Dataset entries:
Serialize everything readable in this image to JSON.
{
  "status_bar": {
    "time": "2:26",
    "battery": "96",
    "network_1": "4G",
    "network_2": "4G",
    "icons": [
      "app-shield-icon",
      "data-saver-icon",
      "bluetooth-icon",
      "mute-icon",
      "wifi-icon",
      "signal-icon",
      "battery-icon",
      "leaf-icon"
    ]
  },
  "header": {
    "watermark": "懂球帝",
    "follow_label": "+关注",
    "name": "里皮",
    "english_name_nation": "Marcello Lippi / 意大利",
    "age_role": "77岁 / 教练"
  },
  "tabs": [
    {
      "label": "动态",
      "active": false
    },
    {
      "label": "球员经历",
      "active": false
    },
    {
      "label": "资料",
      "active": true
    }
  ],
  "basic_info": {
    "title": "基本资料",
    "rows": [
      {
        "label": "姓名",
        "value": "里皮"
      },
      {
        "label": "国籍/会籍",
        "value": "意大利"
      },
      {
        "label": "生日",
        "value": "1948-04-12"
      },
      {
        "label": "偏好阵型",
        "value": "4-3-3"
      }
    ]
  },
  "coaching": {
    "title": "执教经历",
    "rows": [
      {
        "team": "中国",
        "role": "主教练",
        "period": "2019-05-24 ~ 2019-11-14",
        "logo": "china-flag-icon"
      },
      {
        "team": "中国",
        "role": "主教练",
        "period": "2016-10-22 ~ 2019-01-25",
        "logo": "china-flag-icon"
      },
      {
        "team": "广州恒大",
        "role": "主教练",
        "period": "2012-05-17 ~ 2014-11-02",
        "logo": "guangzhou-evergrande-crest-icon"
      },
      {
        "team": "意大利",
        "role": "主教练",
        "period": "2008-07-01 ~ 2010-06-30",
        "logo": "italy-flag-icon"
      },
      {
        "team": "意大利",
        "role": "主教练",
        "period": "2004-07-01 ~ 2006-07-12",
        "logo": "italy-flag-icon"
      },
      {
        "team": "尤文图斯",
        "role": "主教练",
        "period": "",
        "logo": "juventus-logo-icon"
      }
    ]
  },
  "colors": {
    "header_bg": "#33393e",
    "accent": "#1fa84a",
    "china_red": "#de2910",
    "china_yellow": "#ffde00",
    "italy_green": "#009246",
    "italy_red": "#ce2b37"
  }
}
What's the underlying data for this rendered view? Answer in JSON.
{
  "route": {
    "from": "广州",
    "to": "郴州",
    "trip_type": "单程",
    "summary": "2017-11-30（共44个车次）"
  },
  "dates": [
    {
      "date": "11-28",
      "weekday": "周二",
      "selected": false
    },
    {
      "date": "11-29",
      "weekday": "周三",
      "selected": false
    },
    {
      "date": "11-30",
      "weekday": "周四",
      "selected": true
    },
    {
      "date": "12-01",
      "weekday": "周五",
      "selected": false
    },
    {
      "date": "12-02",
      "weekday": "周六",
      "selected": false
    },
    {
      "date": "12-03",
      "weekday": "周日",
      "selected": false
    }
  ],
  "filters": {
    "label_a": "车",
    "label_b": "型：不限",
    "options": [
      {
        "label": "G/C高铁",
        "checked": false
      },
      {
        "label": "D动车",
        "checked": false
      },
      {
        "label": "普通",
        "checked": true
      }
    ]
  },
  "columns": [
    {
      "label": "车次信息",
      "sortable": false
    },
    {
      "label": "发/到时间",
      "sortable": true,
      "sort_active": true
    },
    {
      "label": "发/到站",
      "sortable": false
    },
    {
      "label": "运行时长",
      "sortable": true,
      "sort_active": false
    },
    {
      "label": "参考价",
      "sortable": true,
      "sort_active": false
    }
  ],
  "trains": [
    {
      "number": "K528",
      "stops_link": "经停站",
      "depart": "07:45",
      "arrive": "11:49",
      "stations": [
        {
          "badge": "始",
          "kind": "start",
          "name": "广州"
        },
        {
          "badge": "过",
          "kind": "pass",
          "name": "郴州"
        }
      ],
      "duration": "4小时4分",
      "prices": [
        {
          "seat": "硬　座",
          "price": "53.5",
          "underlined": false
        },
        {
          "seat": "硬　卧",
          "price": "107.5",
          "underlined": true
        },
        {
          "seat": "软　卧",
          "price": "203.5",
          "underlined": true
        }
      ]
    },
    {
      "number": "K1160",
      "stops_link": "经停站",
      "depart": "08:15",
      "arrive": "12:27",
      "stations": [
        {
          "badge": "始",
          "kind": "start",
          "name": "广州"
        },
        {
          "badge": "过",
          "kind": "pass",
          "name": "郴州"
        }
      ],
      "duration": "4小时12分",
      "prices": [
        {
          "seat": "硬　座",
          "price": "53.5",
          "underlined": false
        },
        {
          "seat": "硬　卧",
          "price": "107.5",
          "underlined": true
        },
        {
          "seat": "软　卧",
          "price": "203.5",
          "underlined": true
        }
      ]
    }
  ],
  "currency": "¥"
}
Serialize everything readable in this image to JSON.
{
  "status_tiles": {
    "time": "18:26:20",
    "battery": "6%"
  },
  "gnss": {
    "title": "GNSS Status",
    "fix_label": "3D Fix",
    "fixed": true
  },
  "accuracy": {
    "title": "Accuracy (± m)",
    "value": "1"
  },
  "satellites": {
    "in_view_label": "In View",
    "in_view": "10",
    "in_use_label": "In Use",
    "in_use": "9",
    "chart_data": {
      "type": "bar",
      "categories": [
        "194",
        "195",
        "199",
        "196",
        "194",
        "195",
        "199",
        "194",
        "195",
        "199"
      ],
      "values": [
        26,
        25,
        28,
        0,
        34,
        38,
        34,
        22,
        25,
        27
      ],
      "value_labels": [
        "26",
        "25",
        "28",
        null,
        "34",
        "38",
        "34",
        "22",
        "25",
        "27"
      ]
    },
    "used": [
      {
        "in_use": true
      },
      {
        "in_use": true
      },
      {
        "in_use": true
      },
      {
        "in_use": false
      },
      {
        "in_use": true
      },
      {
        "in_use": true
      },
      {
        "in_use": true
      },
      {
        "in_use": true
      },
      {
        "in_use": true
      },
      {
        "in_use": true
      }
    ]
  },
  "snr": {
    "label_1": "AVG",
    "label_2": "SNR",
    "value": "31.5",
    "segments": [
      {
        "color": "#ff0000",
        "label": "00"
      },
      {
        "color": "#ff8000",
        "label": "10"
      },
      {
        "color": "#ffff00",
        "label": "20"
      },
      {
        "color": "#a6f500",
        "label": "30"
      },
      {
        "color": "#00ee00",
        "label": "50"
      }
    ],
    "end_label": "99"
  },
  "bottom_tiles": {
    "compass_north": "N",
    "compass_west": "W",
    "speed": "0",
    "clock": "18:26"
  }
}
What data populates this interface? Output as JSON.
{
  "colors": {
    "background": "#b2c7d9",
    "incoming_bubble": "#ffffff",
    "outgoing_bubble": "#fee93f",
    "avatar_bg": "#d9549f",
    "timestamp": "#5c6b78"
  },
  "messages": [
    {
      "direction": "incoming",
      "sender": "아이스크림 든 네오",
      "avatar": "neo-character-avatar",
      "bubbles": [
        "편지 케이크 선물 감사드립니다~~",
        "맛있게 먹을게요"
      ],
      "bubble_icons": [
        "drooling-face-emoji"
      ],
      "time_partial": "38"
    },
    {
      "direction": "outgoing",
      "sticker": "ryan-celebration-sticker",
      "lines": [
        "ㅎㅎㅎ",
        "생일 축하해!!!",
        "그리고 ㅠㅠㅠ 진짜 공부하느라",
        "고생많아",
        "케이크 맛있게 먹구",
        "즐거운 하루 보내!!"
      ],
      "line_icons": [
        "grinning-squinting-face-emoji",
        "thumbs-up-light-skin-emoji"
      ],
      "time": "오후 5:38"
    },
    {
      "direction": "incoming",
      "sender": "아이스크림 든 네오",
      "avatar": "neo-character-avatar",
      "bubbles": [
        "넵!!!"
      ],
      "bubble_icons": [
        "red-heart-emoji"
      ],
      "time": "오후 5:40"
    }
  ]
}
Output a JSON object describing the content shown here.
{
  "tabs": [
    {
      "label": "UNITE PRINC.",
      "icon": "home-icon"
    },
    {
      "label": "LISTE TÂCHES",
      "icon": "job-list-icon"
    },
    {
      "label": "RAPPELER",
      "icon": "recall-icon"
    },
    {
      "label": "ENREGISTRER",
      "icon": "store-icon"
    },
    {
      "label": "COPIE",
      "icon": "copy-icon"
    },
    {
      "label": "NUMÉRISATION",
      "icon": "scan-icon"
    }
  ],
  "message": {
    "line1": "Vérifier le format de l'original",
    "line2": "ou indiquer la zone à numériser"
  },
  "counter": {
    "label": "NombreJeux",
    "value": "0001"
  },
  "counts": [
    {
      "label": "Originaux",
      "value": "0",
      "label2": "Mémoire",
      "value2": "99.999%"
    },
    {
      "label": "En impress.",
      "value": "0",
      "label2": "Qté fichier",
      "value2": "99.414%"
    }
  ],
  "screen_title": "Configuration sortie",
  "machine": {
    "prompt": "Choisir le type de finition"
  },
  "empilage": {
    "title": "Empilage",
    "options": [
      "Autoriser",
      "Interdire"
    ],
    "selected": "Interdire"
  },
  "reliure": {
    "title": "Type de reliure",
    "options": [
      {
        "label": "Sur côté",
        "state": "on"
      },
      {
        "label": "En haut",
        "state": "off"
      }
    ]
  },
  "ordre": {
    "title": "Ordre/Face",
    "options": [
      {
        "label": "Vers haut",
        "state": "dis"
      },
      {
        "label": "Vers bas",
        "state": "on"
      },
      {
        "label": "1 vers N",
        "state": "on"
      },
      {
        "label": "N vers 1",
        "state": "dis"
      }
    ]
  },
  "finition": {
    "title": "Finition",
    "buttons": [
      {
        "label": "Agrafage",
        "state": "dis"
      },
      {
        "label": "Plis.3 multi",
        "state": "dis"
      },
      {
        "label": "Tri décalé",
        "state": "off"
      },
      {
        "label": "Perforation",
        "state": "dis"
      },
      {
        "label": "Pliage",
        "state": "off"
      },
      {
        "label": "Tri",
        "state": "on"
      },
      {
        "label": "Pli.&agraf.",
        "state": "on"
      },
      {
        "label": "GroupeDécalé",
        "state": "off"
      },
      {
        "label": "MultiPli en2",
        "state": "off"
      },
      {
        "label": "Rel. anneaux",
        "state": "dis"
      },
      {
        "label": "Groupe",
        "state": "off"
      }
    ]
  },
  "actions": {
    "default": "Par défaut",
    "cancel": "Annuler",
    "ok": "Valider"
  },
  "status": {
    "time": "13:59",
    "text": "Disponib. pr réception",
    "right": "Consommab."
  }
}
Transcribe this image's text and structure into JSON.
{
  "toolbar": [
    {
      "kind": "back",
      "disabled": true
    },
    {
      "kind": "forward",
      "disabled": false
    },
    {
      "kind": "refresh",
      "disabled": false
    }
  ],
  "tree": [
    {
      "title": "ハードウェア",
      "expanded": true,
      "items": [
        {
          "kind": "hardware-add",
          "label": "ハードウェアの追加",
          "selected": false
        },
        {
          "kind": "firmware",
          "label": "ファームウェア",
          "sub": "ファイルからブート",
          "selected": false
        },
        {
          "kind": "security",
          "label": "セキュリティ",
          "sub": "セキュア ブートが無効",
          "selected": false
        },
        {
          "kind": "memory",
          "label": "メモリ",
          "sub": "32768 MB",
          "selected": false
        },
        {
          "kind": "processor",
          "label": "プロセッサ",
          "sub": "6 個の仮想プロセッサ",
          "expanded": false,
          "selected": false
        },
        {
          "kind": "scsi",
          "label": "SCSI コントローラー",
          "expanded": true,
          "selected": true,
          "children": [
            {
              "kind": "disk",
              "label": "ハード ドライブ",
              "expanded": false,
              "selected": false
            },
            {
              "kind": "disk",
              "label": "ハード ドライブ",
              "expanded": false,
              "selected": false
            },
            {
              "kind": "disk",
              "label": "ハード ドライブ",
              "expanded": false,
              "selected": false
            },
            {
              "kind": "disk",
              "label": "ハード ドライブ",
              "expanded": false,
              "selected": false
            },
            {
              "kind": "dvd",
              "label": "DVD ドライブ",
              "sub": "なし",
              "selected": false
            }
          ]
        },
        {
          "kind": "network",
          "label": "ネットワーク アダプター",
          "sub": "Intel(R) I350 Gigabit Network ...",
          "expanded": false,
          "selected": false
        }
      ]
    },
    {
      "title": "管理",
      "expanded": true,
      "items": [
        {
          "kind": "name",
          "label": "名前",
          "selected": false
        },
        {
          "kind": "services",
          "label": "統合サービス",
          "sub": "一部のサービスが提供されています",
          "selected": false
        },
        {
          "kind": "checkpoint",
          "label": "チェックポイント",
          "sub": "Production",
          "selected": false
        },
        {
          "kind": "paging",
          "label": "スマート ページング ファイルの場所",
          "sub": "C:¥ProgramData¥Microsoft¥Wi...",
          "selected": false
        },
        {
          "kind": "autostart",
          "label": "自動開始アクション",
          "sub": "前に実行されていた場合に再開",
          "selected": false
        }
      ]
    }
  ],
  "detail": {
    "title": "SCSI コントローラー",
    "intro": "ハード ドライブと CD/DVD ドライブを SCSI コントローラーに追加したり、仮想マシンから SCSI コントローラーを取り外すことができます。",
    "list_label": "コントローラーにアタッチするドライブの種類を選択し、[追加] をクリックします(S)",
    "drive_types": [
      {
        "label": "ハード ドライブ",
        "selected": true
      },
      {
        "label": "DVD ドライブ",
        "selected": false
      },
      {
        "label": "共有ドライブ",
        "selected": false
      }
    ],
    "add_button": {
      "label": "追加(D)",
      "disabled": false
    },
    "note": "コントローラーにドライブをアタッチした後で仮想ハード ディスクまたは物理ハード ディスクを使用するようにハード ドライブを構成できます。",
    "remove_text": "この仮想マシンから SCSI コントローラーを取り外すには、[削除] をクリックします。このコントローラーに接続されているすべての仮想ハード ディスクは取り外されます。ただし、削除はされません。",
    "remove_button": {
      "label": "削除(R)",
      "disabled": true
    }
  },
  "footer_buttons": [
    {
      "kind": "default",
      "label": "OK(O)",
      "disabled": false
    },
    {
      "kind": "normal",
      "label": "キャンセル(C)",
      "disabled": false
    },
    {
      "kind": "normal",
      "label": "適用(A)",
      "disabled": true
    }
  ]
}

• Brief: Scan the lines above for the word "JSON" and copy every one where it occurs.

• Exercise response:
Serialize everything readable in this image to JSON.
What's the underlying data for this rendered view? Answer in JSON.
Serialize everything readable in this image to JSON.
What data populates this interface? Output as JSON.
Output a JSON object describing the content shown here.
Transcribe this image's text and structure into JSON.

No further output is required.